Rick Santorum speaks at Fairview Farms in Plano on Wednesday night. (Photos by Patrick Hoffman/Special to the Voice)

Republican presidential hopeful Rick Santorum rolled into Plano on Wednesday night for a campaign rally at Fairview Farms — a corral barn normally rented out for parties — in a Central Expressway mini mall next door to Party City and Duke’s Roadhouse.

In the 41-degree weather, a mostly white crowd in coats and knit caps stood huddled outside the Fairview entrances, standing on tip-toe, angling their cameras in the air and peering through window lattices to get a peek at the Pennsylvania senator.

WBAP Talk radio host Mark Davis, who hosted the rally, announced: “I am not here to introduce to you the conservative alternative to Mitt Romney. I’m here to introduce to you the conservative alternative to Barack Obama.” (Incidentally, Davis was recently a guest speaker at a meeting of Metroplex Republicans of Dallas, a gay GOP group.)

It seemed oddly fitting that Santorum should spill into Plano the day after his ideological opposite, Dan Savage, spoke at the University of North Texas’ 12th Annual Equity and Diversity Conference. Nine years ago, after Santorum compared homosexual relationships to bestiality, Savage led a successful campaign to redefine Santorum’s surname to mean a frothy by-product of anal sex. Both men call the others’ action vulgar.

“He’s not running for president,” Savage told Dallas Voice last week. “He’s running for a Fox News contract just like [Mike] Huckabee.”

The night before his rally in Plano, Santorum won primary victories in Colorado, Minnesota and Missouri — his first victories since his initial one at the Jan. 3 Iowa caucuses. But he probably shouldn’t get too cocky.

One of his opponents, Newt Gingrich, is suffering from two recent bad debate performances as well as millions of dollars in negative advertising orchestrated by frontrunner Mitt Romney.

Throw in the fact that Romney will handily win his home state of Michigan — one of the last state primaries before the 10 scheduled on Super Tuesday, March 8 — and one can see that Santorum’s nomination is hardly a sure thing.

During his speech in Plano, Santorum said, “Barack Obama has systematically in every single way tried to destroy the very foundational elements of our country.”

He called the president’s economic views un-American and began to lament the erosion of faith that has occurred under Obama’s presidency.

Santorum mentioned that in his book It Takes a Family (his response to Hilary Clinton’s It Takes A Village), he affirmed his belief “as our founders believed … that each and every one of us are equal.

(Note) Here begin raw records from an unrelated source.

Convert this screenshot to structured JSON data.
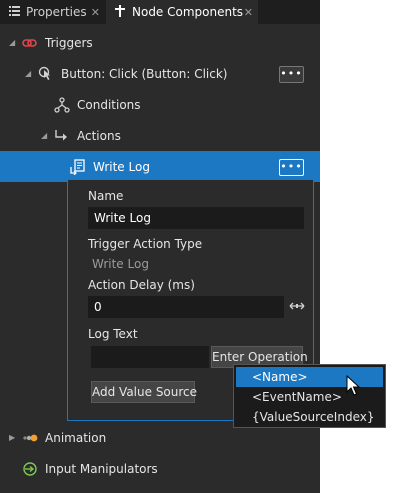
{
  "tabs": [
    {
      "label": "Properties",
      "icon": "properties-icon",
      "active": false
    },
    {
      "label": "Node Components",
      "icon": "node-components-icon",
      "active": true
    }
  ],
  "tree": {
    "triggers": {
      "label": "Triggers",
      "icon": "triggers-icon"
    },
    "trigger": {
      "label": "Button: Click (Button: Click)",
      "icon": "button-click-icon",
      "menu": "•••"
    },
    "conditions": {
      "label": "Conditions",
      "icon": "conditions-icon"
    },
    "actions": {
      "label": "Actions",
      "icon": "actions-icon"
    },
    "write_log": {
      "label": "Write Log",
      "icon": "write-log-icon",
      "menu": "•••"
    },
    "animation": {
      "label": "Animation",
      "icon": "animation-icon"
    },
    "input_manipulators": {
      "label": "Input Manipulators",
      "icon": "input-manipulators-icon"
    }
  },
  "editor": {
    "name_label": "Name",
    "name_value": "Write Log",
    "type_label": "Trigger Action Type",
    "type_value": "Write Log",
    "delay_label": "Action Delay (ms)",
    "delay_value": "0",
    "log_text_label": "Log Text",
    "log_text_value": "",
    "enter_operation": "Enter Operation",
    "add_value_source": "Add Value Source"
  },
  "dropdown": {
    "items": [
      "<Name>",
      "<EventName>",
      "{ValueSourceIndex}"
    ],
    "highlighted": "<Name>"
  },
  "colors": {
    "selection": "#1d78c4",
    "panel_bg": "#2b2b2b",
    "field_bg": "#1b1b1b",
    "trigger_red": "#e0474c",
    "animation_orange": "#f0a030",
    "manipulator_green": "#7ec850"
  }
}
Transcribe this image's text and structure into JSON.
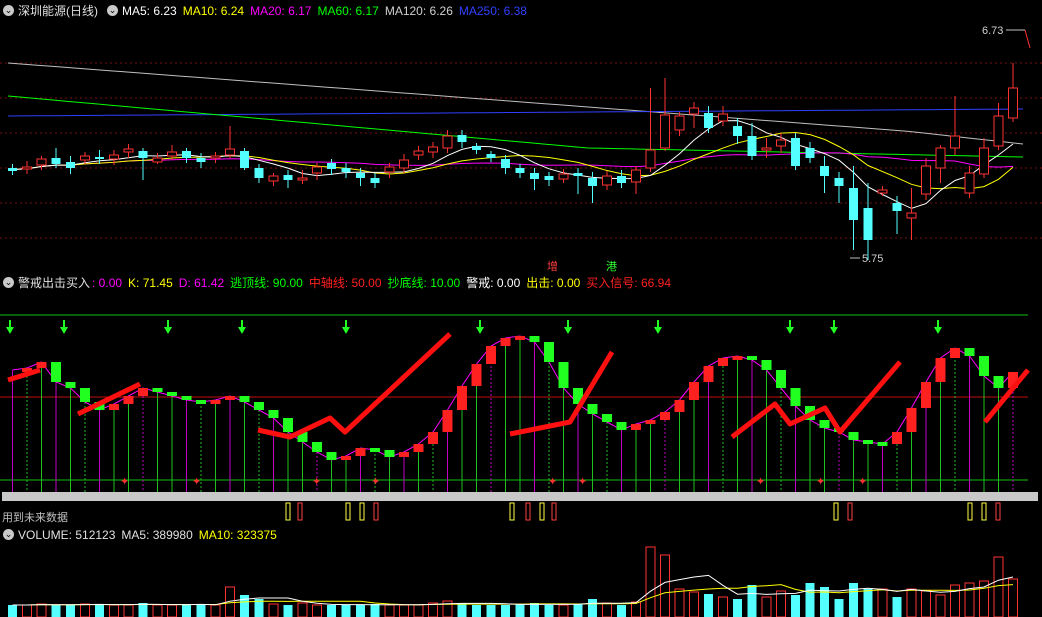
{
  "main_header": {
    "title": "深圳能源(日线)",
    "ma5": "MA5: 6.23",
    "ma10": "MA10: 6.24",
    "ma20": "MA20: 6.17",
    "ma60": "MA60: 6.17",
    "ma120": "MA120: 6.26",
    "ma250": "MA250: 6.38",
    "high_label": "6.73",
    "low_label": "5.75",
    "mark_zeng": "增",
    "mark_gang": "港"
  },
  "indicator_header": {
    "name": "警戒出击买入",
    "v0": ": 0.00",
    "k": "K: 71.45",
    "d": "D: 61.42",
    "escape_line": "逃顶线: 90.00",
    "mid_line": "中轴线: 50.00",
    "bottom_line": "抄底线: 10.00",
    "alert": "警戒: 0.00",
    "attack": "出击: 0.00",
    "buy_signal": "买入信号: 66.94",
    "future_note": "用到未来数据"
  },
  "volume_header": {
    "volume": "VOLUME: 512123",
    "ma5": "MA5: 389980",
    "ma10": "MA10: 323375"
  },
  "colors": {
    "up": "#ff3232",
    "down": "#54ffff",
    "ma5": "#ffffff",
    "ma10": "#ffff00",
    "ma20": "#ff00ff",
    "ma60": "#00ff00",
    "ma120": "#c0c0c0",
    "ma250": "#3040ff",
    "kdj_up": "#ff2020",
    "kdj_down": "#20ff20"
  }
}
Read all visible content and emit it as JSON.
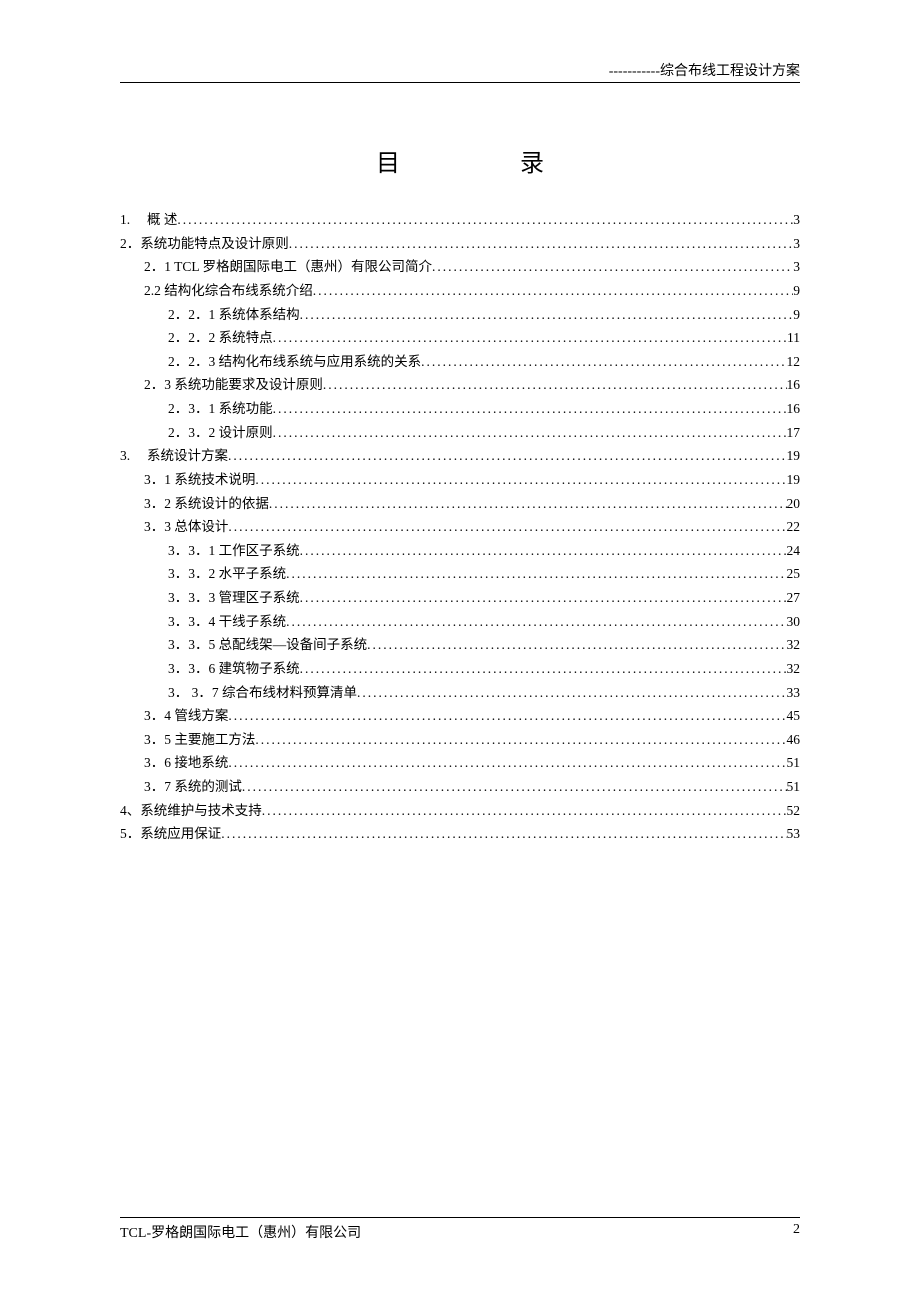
{
  "header": {
    "right_text": "-----------综合布线工程设计方案"
  },
  "title": "目录",
  "toc": [
    {
      "indent": 0,
      "label": "1.　 概 述",
      "page": "3"
    },
    {
      "indent": 0,
      "label": "2．系统功能特点及设计原则",
      "page": "3"
    },
    {
      "indent": 1,
      "label": "2．1  TCL 罗格朗国际电工（惠州）有限公司简介 ",
      "page": "3"
    },
    {
      "indent": 1,
      "label": "2.2 结构化综合布线系统介绍",
      "page": "9"
    },
    {
      "indent": 2,
      "label": "2．2．1 系统体系结构",
      "page": "9"
    },
    {
      "indent": 2,
      "label": "2．2．2 系统特点",
      "page": "11"
    },
    {
      "indent": 2,
      "label": "2．2．3 结构化布线系统与应用系统的关系",
      "page": "12"
    },
    {
      "indent": 1,
      "label": "2．3  系统功能要求及设计原则",
      "page": "16"
    },
    {
      "indent": 2,
      "label": "2．3．1 系统功能",
      "page": "16"
    },
    {
      "indent": 2,
      "label": "2．3．2 设计原则",
      "page": "17"
    },
    {
      "indent": 0,
      "label": "3.　  系统设计方案",
      "page": "19"
    },
    {
      "indent": 1,
      "label": "3．1  系统技术说明",
      "page": "19"
    },
    {
      "indent": 1,
      "label": "3．2  系统设计的依据",
      "page": "20"
    },
    {
      "indent": 1,
      "label": "3．3  总体设计",
      "page": "22"
    },
    {
      "indent": 2,
      "label": "3．3．1 工作区子系统 ",
      "page": "24"
    },
    {
      "indent": 2,
      "label": "3．3．2 水平子系统 ",
      "page": "25"
    },
    {
      "indent": 2,
      "label": "3．3．3 管理区子系统",
      "page": "27"
    },
    {
      "indent": 2,
      "label": "3．3．4 干线子系统",
      "page": "30"
    },
    {
      "indent": 2,
      "label": "3．3．5 总配线架—设备间子系统",
      "page": "32"
    },
    {
      "indent": 2,
      "label": "3．3．6 建筑物子系统 ",
      "page": "32"
    },
    {
      "indent": 2,
      "label": "3． 3．7 综合布线材料预算清单 ",
      "page": "33"
    },
    {
      "indent": 1,
      "label": "3．4 管线方案",
      "page": "45"
    },
    {
      "indent": 1,
      "label": "3．5 主要施工方法",
      "page": "46"
    },
    {
      "indent": 1,
      "label": "3．6 接地系统",
      "page": "51"
    },
    {
      "indent": 1,
      "label": "3．7 系统的测试",
      "page": "51"
    },
    {
      "indent": 0,
      "label": "4、系统维护与技术支持",
      "page": "52"
    },
    {
      "indent": 0,
      "label": "5．系统应用保证",
      "page": "53"
    }
  ],
  "footer": {
    "left": "TCL-罗格朗国际电工（惠州）有限公司",
    "right": "2"
  }
}
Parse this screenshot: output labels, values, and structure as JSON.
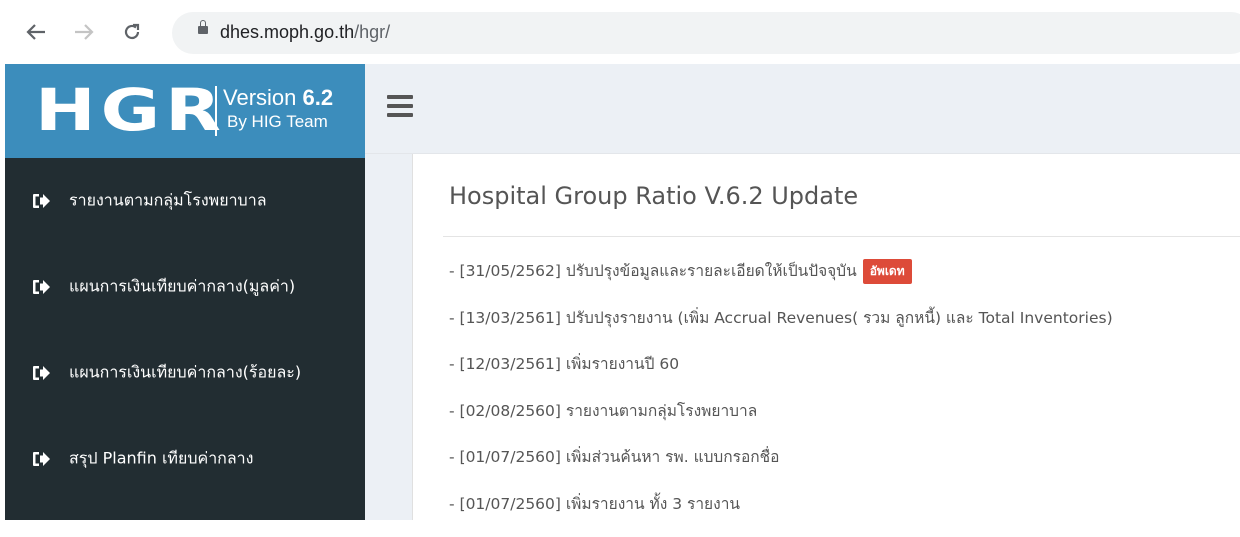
{
  "browser": {
    "url_host": "dhes.moph.go.th",
    "url_path": "/hgr/"
  },
  "logo": {
    "brand": "HGR",
    "version_prefix": "Version ",
    "version_number": "6.2",
    "byline": "By HIG Team"
  },
  "sidebar": {
    "items": [
      {
        "label": "รายงานตามกลุ่มโรงพยาบาล",
        "icon": "sign-in-icon"
      },
      {
        "label": "แผนการเงินเทียบค่ากลาง(มูลค่า)",
        "icon": "sign-in-icon"
      },
      {
        "label": "แผนการเงินเทียบค่ากลาง(ร้อยละ)",
        "icon": "sign-in-icon"
      },
      {
        "label": "สรุป Planfin เทียบค่ากลาง",
        "icon": "sign-in-icon"
      }
    ]
  },
  "main": {
    "title": "Hospital Group Ratio V.6.2 Update",
    "updates": [
      {
        "text": "- [31/05/2562] ปรับปรุงข้อมูลและรายละเอียดให้เป็นปัจจุบัน",
        "badge": "อัพเดท"
      },
      {
        "text": "- [13/03/2561] ปรับปรุงรายงาน (เพิ่ม Accrual Revenues( รวม ลูกหนี้) และ Total Inventories)"
      },
      {
        "text": "- [12/03/2561] เพิ่มรายงานปี 60"
      },
      {
        "text": "- [02/08/2560] รายงานตามกลุ่มโรงพยาบาล"
      },
      {
        "text": "- [01/07/2560] เพิ่มส่วนค้นหา รพ. แบบกรอกชื่อ"
      },
      {
        "text": "- [01/07/2560] เพิ่มรายงาน ทั้ง 3 รายงาน"
      }
    ]
  },
  "colors": {
    "sidebar_bg": "#222d32",
    "logo_bg": "#3c8dbc",
    "content_bg": "#ecf0f5",
    "badge_bg": "#dd4b39"
  }
}
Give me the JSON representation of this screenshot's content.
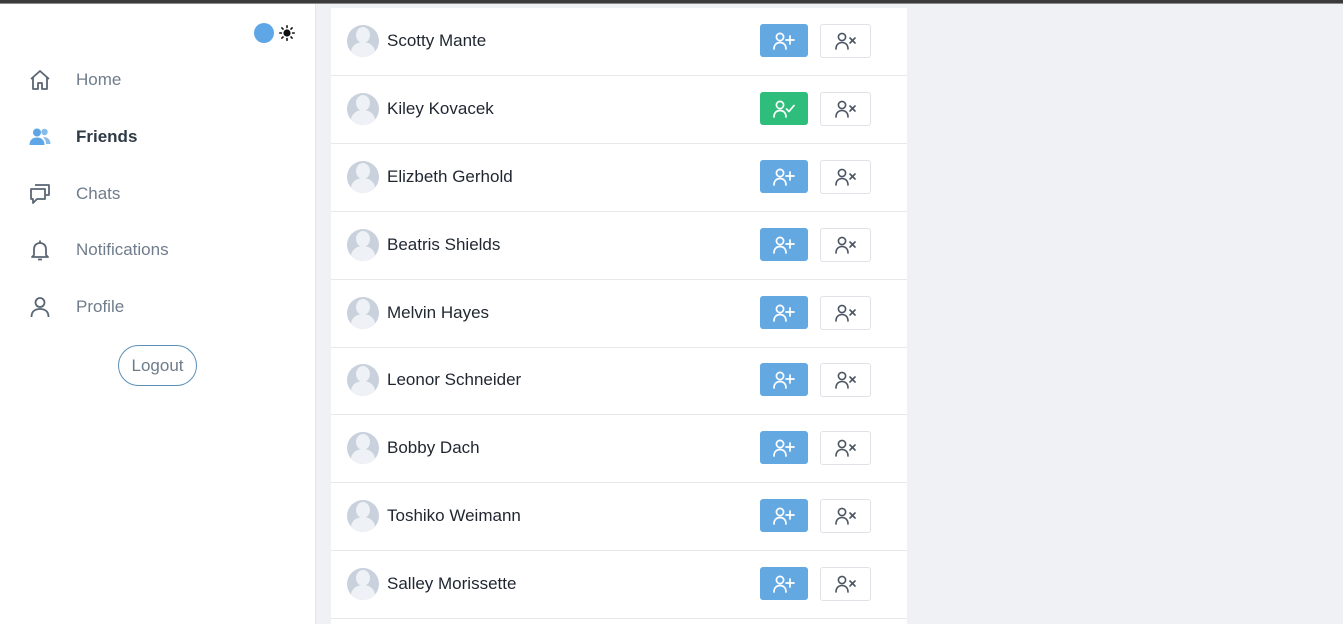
{
  "sidebar": {
    "nav": [
      {
        "label": "Home",
        "icon": "home-icon"
      },
      {
        "label": "Friends",
        "icon": "users-icon",
        "active": true
      },
      {
        "label": "Chats",
        "icon": "chat-icon"
      },
      {
        "label": "Notifications",
        "icon": "bell-icon"
      },
      {
        "label": "Profile",
        "icon": "user-icon"
      }
    ],
    "logout_label": "Logout"
  },
  "theme": {
    "toggle_color": "#5ea6e6",
    "icon": "sun-icon"
  },
  "friends": [
    {
      "name": "Scotty Mante",
      "status": "pending"
    },
    {
      "name": "Kiley Kovacek",
      "status": "accepted"
    },
    {
      "name": "Elizbeth Gerhold",
      "status": "pending"
    },
    {
      "name": "Beatris Shields",
      "status": "pending"
    },
    {
      "name": "Melvin Hayes",
      "status": "pending"
    },
    {
      "name": "Leonor Schneider",
      "status": "pending"
    },
    {
      "name": "Bobby Dach",
      "status": "pending"
    },
    {
      "name": "Toshiko Weimann",
      "status": "pending"
    },
    {
      "name": "Salley Morissette",
      "status": "pending"
    }
  ],
  "colors": {
    "accent": "#64a8e2",
    "accepted": "#2ebd7a",
    "background": "#f0f1f5"
  }
}
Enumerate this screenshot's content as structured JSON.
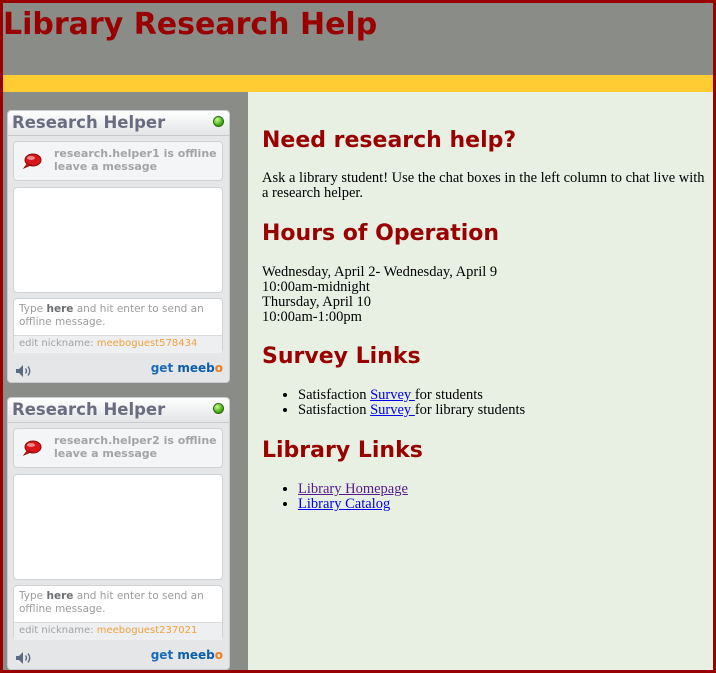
{
  "site": {
    "title": "Library Research Help"
  },
  "widgets": [
    {
      "title": "Research Helper",
      "status_line1": "research.helper1 is offline",
      "status_line2": "leave a message",
      "input_pre": "Type ",
      "input_bold": "here",
      "input_post": " and hit enter to send an offline message.",
      "nick_label": "edit nickname: ",
      "nick_value": "meeboguest578434",
      "brand_get": "get",
      "brand_meebo": "meeb",
      "brand_o": "o"
    },
    {
      "title": "Research Helper",
      "status_line1": "research.helper2 is offline",
      "status_line2": "leave a message",
      "input_pre": "Type ",
      "input_bold": "here",
      "input_post": " and hit enter to send an offline message.",
      "nick_label": "edit nickname: ",
      "nick_value": "meeboguest237021",
      "brand_get": "get",
      "brand_meebo": "meeb",
      "brand_o": "o"
    }
  ],
  "main": {
    "help_heading": "Need research help?",
    "help_text": "Ask a library student! Use the chat boxes in the left column to chat live with a research helper.",
    "hours_heading": "Hours of Operation",
    "hours": [
      "Wednesday, April 2- Wednesday, April 9",
      "10:00am-midnight",
      "Thursday, April 10",
      "10:00am-1:00pm"
    ],
    "survey_heading": "Survey Links",
    "survey_items": [
      {
        "pre": "Satisfaction ",
        "link": "Survey ",
        "post": "for students"
      },
      {
        "pre": "Satisfaction ",
        "link": "Survey ",
        "post": "for library students"
      }
    ],
    "library_heading": "Library Links",
    "library_links": [
      "Library Homepage",
      "Library Catalog"
    ]
  },
  "colors": {
    "heading": "#990000",
    "accent_bar": "#ffcc33",
    "content_bg": "#e8f0e4",
    "sidebar_bg": "#8a8c88",
    "border": "#990000"
  }
}
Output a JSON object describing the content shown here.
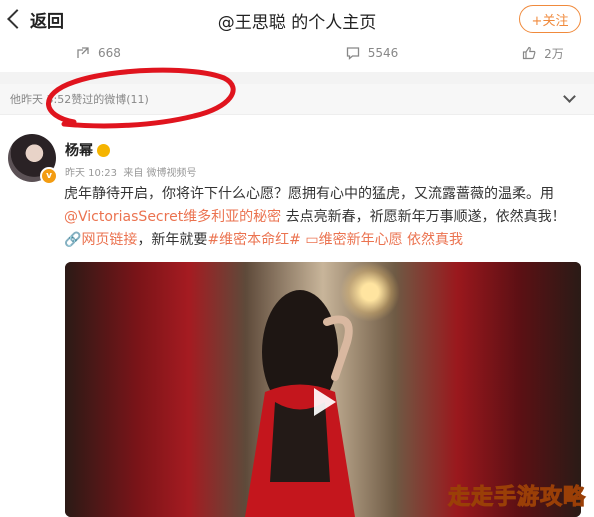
{
  "header": {
    "back_label": "返回",
    "title": "@王思聪 的个人主页",
    "follow_label": "+关注"
  },
  "stats": {
    "share_count": "668",
    "comment_count": "5546",
    "like_count": "2万"
  },
  "liked_section": {
    "label": "他昨天 3:52赞过的微博(11)"
  },
  "post": {
    "author": "杨幂",
    "time": "昨天 10:23",
    "source": "来自 微博视频号",
    "text_1": "虎年静待开启，你将许下什么心愿？愿拥有心中的猛虎，又流露蔷薇的温柔。用",
    "mention": "@VictoriasSecret维多利亚的秘密",
    "text_2": " 去点亮新春，祈愿新年万事顺遂，依然真我！",
    "web_link": "网页链接",
    "text_3": "，新年就要",
    "hashtag_1": "#维密本命红#",
    "video_link": "维密新年心愿 依然真我"
  },
  "watermark": "走走手游攻略",
  "colors": {
    "accent": "#eb7350",
    "follow": "#f08a3c",
    "annotation": "#e0141e"
  }
}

Each and every one of us have God-given rights. And each and every one of us have those rights protected by a government that’s limited.”

He then alluded to the 9th U.S. Circuit Court’s ruling striking down California’s ban on same-sex marriage on Tuesday — and people began to boo.

“You look and see what the left is trying to do … is oppress people of faith … as we saw in the 9th Circuit just this week,” Santorum said. “This is what the court said, that if you believe what’s taught in Genesis, if you believe what’s practiced biblically in generations since, then you are irrational. The only possible reason you could believe this, according to the 9th Circuit, is that you are a bigot and you are a hater.”

He then suggested that government-granted rights rather than God-given rights historically resulted in the French guillotine adding, “If we follow the path of President Obama and his overt hostility to faith in America, we are headed down that road.”

Behind me, a child began crying.

In fact, what the 9th Circuit ruled was that Prop 8 is unconstitutional, saying there’s no rational basis to believe that denying LGBT people marriage equality does anything to protect children or marriage.

But as a law school graduate who rushed to sign two separate pledges promising to “appoint a presidential commission to investigate harassment of traditional marriage supporters” and to end all federal and judicial protection of abortion rights, Santorum isn’t worried sharing legal particulars with his audience — just the bigger themes of faith and family upon which he has built his infamous political legacy.

Below are more photos for Santorum’s appearance in Plano, as well as video of his remarks about same-sex marriage at a meeting of pastors in McKinney earlier in the day.